Date(s) - 11/10/2015 - 12/10/2015
International Day of the Girl Child is an international observance day declared by the United Nations; it is also called the Day of the Girl and the International Day of the Girl. October 11, 2011, was the first Day of the Girl. The observation supports more opportunity for girls and increases awareness of gender inequality faced by girls worldwide based upon their gender. This inequality includes areas such as right to education/access to education, nutrition, legal rights, medical care, and protection from discrimination, violence against women and unfree child marriage.
The International Day of the Girl Child initiative began as a project of Plan International, a non-governmental organization that operates worldwide. The idea for an international day of observance and celebration grew out of Plan International’s Because I Am a Girl campaign, which raises awareness of the importance of nurturing girls globally and in developing countries in particular. Plan International representatives in Canada approached the Canadian federal government to seek support for the initiative. A coalition of supporters raised awareness of the initiative internationally.
International Day of the Girl Child was formally proposed as a resolution by Canada in the United Nations General Assembly. Rona Ambrose, Canada’s Minister for the Status of Women, sponsored the resolution; a delegation of women and girls made presentations in support of the initiative at the 55th United Nations Commission on the Status of Women. On December 19, 2011, the United Nations General Assembly voted to pass a resolution adopting October 11, 2012 as the inaugural International Day of the Girl Child. The resolution states that the Day of the Girl recognizes

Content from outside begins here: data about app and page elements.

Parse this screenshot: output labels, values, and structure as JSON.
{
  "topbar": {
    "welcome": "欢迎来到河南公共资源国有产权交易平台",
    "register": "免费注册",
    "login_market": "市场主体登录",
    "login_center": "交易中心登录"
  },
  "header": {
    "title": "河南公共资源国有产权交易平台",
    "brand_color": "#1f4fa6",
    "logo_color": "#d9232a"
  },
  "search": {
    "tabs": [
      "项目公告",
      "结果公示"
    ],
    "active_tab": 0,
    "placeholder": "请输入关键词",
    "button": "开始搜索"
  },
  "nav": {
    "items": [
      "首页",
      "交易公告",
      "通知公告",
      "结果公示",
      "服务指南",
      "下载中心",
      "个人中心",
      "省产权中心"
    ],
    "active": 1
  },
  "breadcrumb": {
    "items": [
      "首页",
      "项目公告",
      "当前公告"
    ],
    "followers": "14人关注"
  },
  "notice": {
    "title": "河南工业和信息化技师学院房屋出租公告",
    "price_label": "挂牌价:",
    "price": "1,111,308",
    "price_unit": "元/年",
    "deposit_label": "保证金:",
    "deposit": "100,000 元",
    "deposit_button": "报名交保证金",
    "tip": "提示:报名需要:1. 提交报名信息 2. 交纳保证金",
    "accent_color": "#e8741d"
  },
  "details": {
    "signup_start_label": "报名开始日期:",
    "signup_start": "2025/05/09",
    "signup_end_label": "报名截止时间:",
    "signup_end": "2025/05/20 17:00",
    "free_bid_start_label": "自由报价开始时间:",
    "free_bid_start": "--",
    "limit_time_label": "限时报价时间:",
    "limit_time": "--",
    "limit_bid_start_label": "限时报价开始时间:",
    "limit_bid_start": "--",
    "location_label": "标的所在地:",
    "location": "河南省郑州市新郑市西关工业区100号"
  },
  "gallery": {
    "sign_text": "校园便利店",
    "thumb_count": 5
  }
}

[the] empowerment of and investment in girls, which are critical for economic growth, the achievement of all Millennium Development Goals, including the eradication of povertyand extreme poverty, as well as the meaningful participation of girls in decisions that affect them, are key in breaking the cycle of discrimination and violence and in promoting and protecting the full and effective enjoyment of their human rights, and recognizing also that empowering girls requires their active participation in decision-making processes and the active support and engagement of their parents, legal guardians, families and care providers, as well as boys and men and the wider community […] 
Each year’s Day of the Girl has a theme; the first was “ending child marriage”, the second, in 2013, was “innovating for girl’s education”, and the third, in 2014, was “Empowering Adolescent Girls: Ending the Cycle of Violence.”